Compulsory pre-school education for a child is free of charge for child’s parents (guardians). Free meals are also provided. Expenses are covered from the state budget.
Pre-school education for children under age 6
Compulsory pre-primary education takes place in the ECEC last year, i.e. from the calendar year in which the child reaches the age of 6. If the parents wish, the child can start attending the pre-primary education when he/she turns 5 years. Since this curriculum is compulsory, every child is guaranteed a place in a state or municipal institution providing pre-primary education.
The minimum pre-primary education curriculum covers 640 hours (or 4 hours per day, 20 hours per week). The costs of this are financed by the state.
Home-schooling. Home-schooling is not legally established in Lithuania.
Educational and housekeeping funding. During the entire phase of ECEC, the principle of mixed funding is applied. This means that the state allocates funds based on the number and size of children groups in pre-school and pre-primary education as well as certain expenses of each child. The methodology (metodika) is established by the Government. These are, in principle, funds linked with the implementation of education content and are allocated to state, municipal and private ECEC settings.
The housekeeping funds are covered by the owner of the institution. In the case of private ECEC settings, these funds are included in the education and care fee paid by parents (guardians)
In pre-school and pre-primary education, it is calculated that the funds allocated by the state to all types of ECEC settings must cover the education of a child for 20 hours per week. In other words, state offers free ECEC for 20 hours per week. If the child attends for longer than 20 hours per week, parents (guardians) pay for the additional hours. Parents (guardians) also pay for the child’s meals. From 2020–2021, all pre-primaries are provided with a free lunch.
Exemptions. The fees for additional hours of education and meals are set by the institution implementing the rights and obligations of the owner. The owner of the ECEC institution can identify cases where these fees can be reduced or not paid at all. For example, municipalities often set lower fees for disadvantaged families, families with three or more children, etc. The meal fee is usually reduced if the child does not attend the institution for a justifiable reason.
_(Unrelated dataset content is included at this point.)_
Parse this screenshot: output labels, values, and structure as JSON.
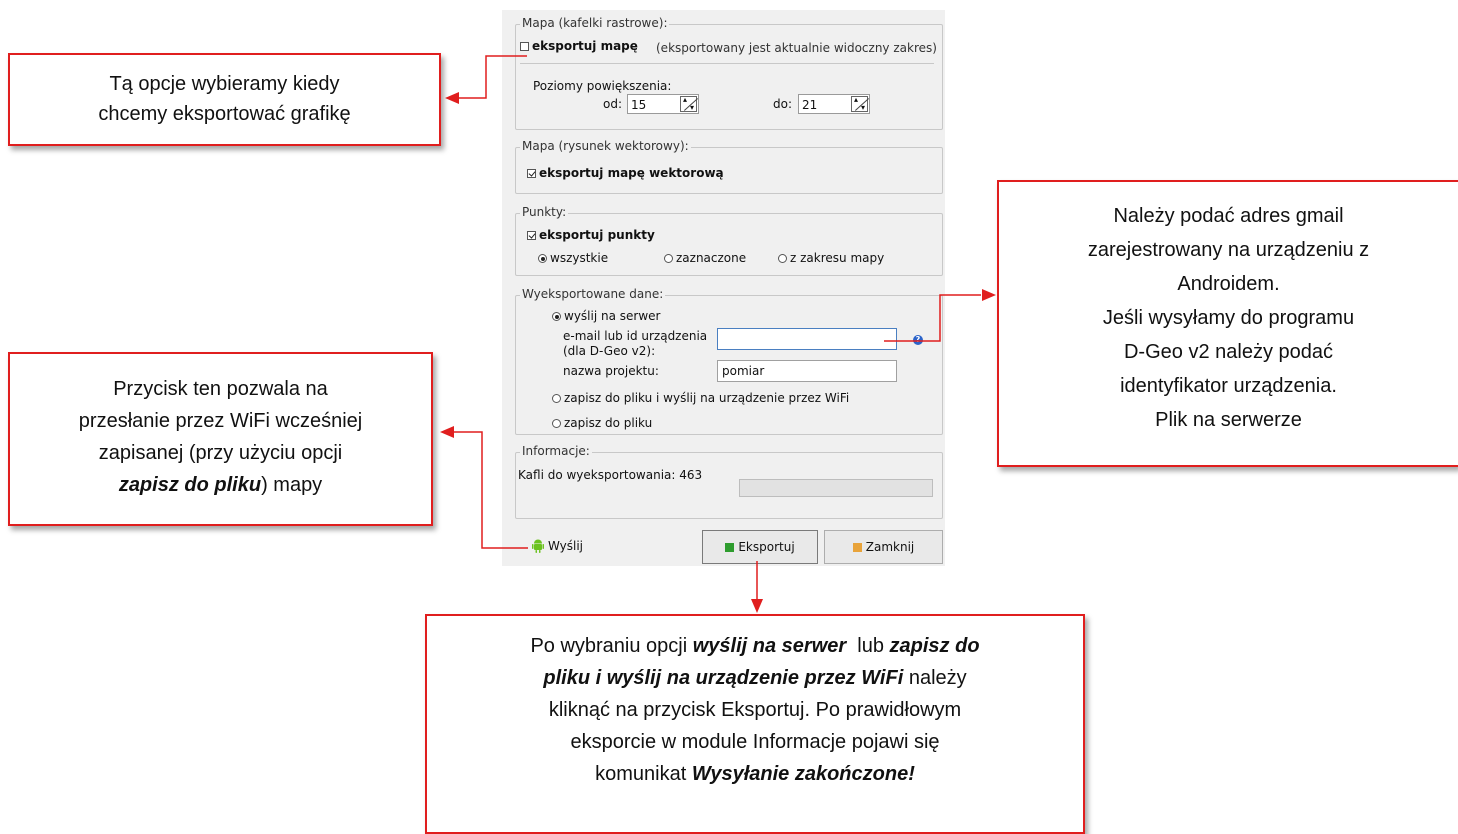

Usually, the parents (guardians) bring children to the ECEC setting. The municipality organizes a ride for rural and small town children who live more than 3 km from the ECEC setting for free. In this case, the municipality ensures the transportation to the ECEC setting that is closest to the child’s home and meets the child’s needs. If the parents want to raise the child in the ECEC setting that is further, they themselves organize the transportation.